### Task details:
The records below are to be duplicated character for character.
++++ The data ++++
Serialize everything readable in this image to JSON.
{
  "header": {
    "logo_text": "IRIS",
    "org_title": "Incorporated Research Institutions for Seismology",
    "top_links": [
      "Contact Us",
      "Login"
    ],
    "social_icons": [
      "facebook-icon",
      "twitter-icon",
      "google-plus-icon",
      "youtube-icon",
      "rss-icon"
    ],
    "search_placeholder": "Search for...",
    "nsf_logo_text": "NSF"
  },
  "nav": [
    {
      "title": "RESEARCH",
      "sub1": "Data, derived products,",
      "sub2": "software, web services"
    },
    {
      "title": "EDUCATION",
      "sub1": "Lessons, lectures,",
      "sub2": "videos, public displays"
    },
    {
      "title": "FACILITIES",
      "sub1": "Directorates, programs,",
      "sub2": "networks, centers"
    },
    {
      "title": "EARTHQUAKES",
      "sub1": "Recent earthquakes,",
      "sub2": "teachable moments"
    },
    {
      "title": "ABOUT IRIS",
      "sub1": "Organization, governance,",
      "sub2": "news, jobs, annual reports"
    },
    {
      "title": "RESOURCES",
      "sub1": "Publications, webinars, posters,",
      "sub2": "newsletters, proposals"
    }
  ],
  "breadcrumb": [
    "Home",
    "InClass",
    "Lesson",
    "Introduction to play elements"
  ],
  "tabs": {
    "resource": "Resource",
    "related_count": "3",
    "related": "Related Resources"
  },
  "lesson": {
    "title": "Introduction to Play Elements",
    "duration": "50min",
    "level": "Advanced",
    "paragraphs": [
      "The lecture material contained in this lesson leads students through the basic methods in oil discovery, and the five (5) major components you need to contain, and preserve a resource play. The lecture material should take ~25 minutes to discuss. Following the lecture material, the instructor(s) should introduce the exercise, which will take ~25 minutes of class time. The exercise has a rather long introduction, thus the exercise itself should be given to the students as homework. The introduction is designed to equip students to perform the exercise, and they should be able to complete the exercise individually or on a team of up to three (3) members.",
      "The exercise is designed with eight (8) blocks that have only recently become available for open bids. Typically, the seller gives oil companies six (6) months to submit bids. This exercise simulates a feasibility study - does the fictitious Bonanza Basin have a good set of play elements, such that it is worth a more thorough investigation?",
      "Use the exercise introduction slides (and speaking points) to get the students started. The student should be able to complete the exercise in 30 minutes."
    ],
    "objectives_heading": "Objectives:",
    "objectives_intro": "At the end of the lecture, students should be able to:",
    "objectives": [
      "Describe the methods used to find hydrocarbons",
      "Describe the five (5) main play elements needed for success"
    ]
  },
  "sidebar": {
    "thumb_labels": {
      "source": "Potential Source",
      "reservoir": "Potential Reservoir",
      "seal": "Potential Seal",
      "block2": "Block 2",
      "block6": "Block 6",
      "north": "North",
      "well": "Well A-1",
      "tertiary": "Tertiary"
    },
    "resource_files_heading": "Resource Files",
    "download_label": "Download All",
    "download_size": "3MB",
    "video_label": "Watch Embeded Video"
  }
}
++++
### Output of the exercise:
Serialize everything readable in this image to JSON.
{
  "header": {
    "logo_text": "IRIS",
    "org_title": "Incorporated Research Institutions for Seismology",
    "top_links": [
      "Contact Us",
      "Login"
    ],
    "social_icons": [
      "facebook-icon",
      "twitter-icon",
      "google-plus-icon",
      "youtube-icon",
      "rss-icon"
    ],
    "search_placeholder": "Search for...",
    "nsf_logo_text": "NSF"
  },
  "nav": [
    {
      "title": "RESEARCH",
      "sub1": "Data, derived products,",
      "sub2": "software, web services"
    },
    {
      "title": "EDUCATION",
      "sub1": "Lessons, lectures,",
      "sub2": "videos, public displays"
    },
    {
      "title": "FACILITIES",
      "sub1": "Directorates, programs,",
      "sub2": "networks, centers"
    },
    {
      "title": "EARTHQUAKES",
      "sub1": "Recent earthquakes,",
      "sub2": "teachable moments"
    },
    {
      "title": "ABOUT IRIS",
      "sub1": "Organization, governance,",
      "sub2": "news, jobs, annual reports"
    },
    {
      "title": "RESOURCES",
      "sub1": "Publications, webinars, posters,",
      "sub2": "newsletters, proposals"
    }
  ],
  "breadcrumb": [
    "Home",
    "InClass",
    "Lesson",
    "Introduction to play elements"
  ],
  "tabs": {
    "resource": "Resource",
    "related_count": "3",
    "related": "Related Resources"
  },
  "lesson": {
    "title": "Introduction to Play Elements",
    "duration": "50min",
    "level": "Advanced",
    "paragraphs": [
      "The lecture material contained in this lesson leads students through the basic methods in oil discovery, and the five (5) major components you need to contain, and preserve a resource play. The lecture material should take ~25 minutes to discuss. Following the lecture material, the instructor(s) should introduce the exercise, which will take ~25 minutes of class time. The exercise has a rather long introduction, thus the exercise itself should be given to the students as homework. The introduction is designed to equip students to perform the exercise, and they should be able to complete the exercise individually or on a team of up to three (3) members.",
      "The exercise is designed with eight (8) blocks that have only recently become available for open bids. Typically, the seller gives oil companies six (6) months to submit bids. This exercise simulates a feasibility study - does the fictitious Bonanza Basin have a good set of play elements, such that it is worth a more thorough investigation?",
      "Use the exercise introduction slides (and speaking points) to get the students started. The student should be able to complete the exercise in 30 minutes."
    ],
    "objectives_heading": "Objectives:",
    "objectives_intro": "At the end of the lecture, students should be able to:",
    "objectives": [
      "Describe the methods used to find hydrocarbons",
      "Describe the five (5) main play elements needed for success"
    ]
  },
  "sidebar": {
    "thumb_labels": {
      "source": "Potential Source",
      "reservoir": "Potential Reservoir",
      "seal": "Potential Seal",
      "block2": "Block 2",
      "block6": "Block 6",
      "north": "North",
      "well": "Well A-1",
      "tertiary": "Tertiary"
    },
    "resource_files_heading": "Resource Files",
    "download_label": "Download All",
    "download_size": "3MB",
    "video_label": "Watch Embeded Video"
  }
}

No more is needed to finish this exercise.